(PROBLEM DETAILS) Copy out every line of the data that has the word "전주세일센터" somewhere in it.

Items from a data source
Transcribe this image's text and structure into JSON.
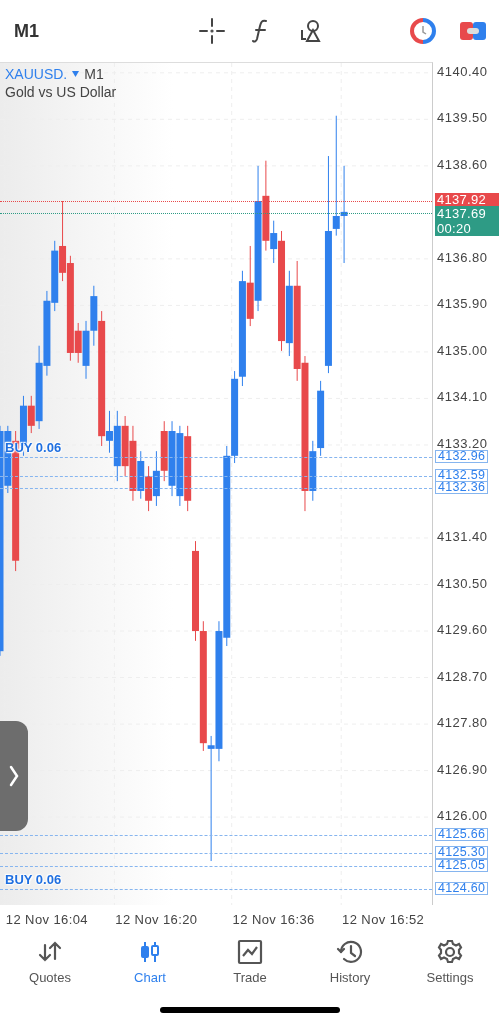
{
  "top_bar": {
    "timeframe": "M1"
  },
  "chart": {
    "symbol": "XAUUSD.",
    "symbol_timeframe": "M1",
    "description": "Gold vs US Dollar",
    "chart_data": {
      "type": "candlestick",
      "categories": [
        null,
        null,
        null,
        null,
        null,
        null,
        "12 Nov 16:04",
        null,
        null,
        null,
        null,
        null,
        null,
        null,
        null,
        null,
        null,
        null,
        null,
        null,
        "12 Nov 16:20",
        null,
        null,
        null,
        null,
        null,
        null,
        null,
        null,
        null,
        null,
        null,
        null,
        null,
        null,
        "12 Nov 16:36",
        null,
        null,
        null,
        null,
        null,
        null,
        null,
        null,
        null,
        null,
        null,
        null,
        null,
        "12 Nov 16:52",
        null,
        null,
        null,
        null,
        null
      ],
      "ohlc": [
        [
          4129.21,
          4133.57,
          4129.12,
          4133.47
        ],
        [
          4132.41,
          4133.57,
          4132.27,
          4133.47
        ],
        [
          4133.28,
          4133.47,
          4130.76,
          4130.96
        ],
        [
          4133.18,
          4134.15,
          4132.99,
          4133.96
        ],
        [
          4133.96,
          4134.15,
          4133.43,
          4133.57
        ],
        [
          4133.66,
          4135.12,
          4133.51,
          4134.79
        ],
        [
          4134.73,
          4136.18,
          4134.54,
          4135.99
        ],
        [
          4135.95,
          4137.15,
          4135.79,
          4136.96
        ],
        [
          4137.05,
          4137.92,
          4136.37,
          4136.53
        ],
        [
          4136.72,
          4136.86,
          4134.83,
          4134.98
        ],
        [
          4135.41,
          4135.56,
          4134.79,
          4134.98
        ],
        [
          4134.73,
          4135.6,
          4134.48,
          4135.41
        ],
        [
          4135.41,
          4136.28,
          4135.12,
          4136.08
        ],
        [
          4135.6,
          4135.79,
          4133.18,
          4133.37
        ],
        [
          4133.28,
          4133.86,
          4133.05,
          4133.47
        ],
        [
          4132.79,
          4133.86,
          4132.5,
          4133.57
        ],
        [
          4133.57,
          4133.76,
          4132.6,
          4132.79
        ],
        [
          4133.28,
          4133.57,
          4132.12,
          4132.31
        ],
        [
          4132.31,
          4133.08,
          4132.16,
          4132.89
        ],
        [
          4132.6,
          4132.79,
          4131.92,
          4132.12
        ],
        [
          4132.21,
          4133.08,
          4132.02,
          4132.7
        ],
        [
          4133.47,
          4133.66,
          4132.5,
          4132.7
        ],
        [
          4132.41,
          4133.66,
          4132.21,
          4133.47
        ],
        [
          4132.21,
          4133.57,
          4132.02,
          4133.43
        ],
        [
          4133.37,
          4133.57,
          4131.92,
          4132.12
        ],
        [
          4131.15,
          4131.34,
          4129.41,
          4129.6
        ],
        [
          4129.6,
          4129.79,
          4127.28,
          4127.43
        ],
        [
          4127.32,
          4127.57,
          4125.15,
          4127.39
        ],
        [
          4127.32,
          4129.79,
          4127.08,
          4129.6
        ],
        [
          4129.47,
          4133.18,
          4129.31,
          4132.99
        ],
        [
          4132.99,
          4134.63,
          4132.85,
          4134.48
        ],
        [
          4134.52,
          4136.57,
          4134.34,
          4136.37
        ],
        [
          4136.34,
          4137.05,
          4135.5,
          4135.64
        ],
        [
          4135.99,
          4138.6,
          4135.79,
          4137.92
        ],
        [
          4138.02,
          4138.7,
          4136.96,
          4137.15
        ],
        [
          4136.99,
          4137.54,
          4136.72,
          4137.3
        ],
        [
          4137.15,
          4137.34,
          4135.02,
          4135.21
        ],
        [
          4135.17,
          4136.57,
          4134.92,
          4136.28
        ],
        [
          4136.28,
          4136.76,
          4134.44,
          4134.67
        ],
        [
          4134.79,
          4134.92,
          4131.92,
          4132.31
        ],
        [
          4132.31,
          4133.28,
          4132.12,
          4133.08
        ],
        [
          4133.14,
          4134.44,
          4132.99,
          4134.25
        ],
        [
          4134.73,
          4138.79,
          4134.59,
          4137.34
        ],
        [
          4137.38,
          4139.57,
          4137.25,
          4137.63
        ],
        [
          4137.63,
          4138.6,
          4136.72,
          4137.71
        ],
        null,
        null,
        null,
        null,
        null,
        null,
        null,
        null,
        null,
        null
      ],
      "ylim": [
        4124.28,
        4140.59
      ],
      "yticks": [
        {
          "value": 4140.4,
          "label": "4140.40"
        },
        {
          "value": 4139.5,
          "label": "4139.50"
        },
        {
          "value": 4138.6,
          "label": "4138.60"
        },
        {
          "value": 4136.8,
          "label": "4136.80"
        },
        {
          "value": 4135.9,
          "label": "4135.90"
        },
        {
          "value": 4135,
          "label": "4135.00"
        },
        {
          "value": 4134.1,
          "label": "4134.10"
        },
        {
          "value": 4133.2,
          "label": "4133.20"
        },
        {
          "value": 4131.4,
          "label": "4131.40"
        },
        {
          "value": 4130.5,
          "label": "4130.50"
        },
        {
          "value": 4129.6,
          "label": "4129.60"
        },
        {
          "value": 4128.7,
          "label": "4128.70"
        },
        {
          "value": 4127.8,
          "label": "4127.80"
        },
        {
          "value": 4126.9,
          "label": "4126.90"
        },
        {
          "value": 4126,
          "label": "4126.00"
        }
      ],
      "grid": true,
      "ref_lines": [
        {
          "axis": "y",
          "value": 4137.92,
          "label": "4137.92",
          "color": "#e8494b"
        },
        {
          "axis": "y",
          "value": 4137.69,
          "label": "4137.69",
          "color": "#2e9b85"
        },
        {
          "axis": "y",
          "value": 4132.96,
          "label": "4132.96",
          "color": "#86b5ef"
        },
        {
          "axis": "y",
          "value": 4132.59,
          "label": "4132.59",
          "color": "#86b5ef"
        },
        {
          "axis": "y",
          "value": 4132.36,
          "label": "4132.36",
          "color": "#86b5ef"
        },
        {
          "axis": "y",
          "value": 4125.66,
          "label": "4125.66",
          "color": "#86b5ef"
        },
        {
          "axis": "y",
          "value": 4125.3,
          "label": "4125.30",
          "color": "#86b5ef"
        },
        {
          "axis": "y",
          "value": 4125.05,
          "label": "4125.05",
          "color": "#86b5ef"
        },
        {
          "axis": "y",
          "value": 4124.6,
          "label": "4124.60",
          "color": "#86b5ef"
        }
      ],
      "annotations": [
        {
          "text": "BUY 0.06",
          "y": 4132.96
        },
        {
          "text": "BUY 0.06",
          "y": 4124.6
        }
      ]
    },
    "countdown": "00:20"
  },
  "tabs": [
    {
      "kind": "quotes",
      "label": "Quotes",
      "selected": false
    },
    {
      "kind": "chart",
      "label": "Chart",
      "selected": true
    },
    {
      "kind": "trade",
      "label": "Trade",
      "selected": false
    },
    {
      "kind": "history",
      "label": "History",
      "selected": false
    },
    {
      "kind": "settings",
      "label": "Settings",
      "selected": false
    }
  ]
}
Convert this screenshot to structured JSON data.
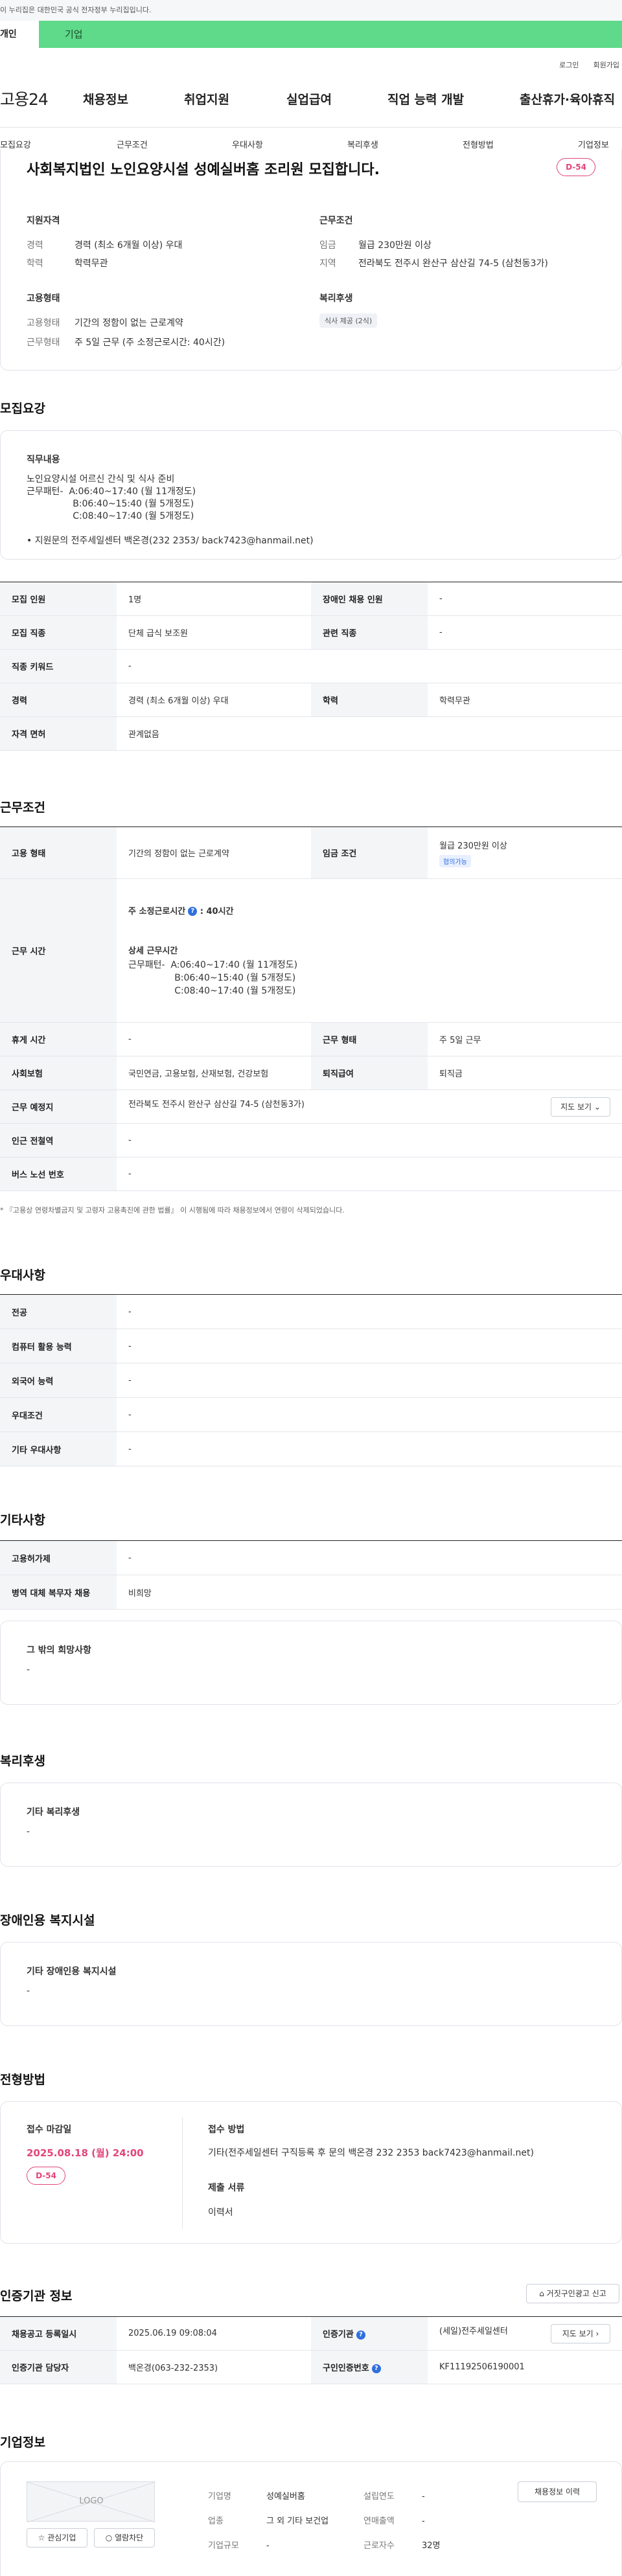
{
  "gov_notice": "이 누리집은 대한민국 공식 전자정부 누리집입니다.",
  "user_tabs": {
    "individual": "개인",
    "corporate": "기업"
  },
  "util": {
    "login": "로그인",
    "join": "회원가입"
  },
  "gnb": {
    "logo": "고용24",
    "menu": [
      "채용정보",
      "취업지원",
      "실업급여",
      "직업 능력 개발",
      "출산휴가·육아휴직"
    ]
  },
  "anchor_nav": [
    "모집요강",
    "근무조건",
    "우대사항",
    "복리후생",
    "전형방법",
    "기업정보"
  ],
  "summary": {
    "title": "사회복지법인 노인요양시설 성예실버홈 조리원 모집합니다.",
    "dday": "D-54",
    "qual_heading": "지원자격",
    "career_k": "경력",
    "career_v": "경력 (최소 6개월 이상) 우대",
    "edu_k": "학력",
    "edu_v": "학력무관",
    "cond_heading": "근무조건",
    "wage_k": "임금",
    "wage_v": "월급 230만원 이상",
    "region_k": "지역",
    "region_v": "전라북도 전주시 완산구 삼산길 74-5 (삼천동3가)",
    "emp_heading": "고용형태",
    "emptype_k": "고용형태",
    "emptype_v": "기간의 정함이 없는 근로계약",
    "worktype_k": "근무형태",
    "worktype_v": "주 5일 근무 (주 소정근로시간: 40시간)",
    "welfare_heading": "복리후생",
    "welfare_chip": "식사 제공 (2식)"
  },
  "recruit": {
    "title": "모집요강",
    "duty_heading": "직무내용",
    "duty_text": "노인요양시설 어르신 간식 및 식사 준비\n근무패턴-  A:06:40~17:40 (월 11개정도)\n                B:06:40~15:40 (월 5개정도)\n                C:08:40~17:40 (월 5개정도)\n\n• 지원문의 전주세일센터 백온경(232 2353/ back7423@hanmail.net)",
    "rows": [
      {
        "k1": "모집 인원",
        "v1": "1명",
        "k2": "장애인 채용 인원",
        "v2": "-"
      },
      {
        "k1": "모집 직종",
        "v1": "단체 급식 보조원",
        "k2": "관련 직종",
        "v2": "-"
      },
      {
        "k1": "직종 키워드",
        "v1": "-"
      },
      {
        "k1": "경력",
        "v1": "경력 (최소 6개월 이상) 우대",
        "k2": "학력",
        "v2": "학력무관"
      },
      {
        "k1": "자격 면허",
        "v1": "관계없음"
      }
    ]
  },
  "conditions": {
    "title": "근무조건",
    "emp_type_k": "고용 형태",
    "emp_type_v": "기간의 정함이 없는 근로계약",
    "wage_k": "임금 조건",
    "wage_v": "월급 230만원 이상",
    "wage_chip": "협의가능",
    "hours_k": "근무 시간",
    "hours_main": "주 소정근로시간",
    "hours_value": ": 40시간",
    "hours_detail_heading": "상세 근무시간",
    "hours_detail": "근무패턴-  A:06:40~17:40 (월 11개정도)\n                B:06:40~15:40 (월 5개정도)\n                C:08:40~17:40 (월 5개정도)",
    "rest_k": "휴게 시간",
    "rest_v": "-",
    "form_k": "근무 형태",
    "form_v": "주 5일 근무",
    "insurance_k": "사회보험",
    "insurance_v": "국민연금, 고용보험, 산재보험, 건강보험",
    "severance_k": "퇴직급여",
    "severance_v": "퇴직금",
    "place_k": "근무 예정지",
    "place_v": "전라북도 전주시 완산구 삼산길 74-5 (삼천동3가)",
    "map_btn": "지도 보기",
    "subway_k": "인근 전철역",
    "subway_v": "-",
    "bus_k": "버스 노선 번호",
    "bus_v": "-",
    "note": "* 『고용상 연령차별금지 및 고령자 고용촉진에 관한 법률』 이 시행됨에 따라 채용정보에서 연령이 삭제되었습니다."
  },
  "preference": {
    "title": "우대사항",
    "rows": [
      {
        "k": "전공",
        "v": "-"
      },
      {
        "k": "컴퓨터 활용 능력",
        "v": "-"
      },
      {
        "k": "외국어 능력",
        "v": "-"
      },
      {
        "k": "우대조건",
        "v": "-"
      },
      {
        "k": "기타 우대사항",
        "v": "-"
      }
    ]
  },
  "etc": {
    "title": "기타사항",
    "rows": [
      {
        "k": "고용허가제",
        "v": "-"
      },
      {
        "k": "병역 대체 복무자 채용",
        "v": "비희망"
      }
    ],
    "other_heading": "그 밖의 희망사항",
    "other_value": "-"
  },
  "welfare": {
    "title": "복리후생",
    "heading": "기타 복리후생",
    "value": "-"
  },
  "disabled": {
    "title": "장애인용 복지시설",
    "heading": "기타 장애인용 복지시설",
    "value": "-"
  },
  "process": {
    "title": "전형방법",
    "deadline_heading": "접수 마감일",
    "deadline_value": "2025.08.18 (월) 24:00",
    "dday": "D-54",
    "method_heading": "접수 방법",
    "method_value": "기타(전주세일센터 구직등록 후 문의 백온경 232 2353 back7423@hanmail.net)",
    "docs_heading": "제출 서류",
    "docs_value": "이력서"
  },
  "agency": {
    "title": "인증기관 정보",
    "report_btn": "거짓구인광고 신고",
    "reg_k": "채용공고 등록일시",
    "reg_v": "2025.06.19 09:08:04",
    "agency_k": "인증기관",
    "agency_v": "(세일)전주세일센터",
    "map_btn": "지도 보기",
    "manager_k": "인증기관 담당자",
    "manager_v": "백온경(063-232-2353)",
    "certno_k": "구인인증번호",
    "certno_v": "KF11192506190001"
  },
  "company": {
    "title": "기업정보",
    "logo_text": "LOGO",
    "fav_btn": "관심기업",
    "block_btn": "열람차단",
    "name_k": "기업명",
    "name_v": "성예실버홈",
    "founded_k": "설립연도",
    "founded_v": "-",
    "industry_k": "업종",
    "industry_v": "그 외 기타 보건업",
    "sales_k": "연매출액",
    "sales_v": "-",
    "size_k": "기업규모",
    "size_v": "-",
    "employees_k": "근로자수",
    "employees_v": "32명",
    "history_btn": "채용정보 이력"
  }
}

(SOLUTION TO THE EXERCISE)
    "duty_text": "노인요양시설 어르신 간식 및 식사 준비\n근무패턴-  A:06:40~17:40 (월 11개정도)\n                B:06:40~15:40 (월 5개정도)\n                C:08:40~17:40 (월 5개정도)\n\n• 지원문의 전주세일센터 백온경(232 2353/ back7423@hanmail.net)",
    "method_value": "기타(전주세일센터 구직등록 후 문의 백온경 232 2353 back7423@hanmail.net)",
    "agency_v": "(세일)전주세일센터",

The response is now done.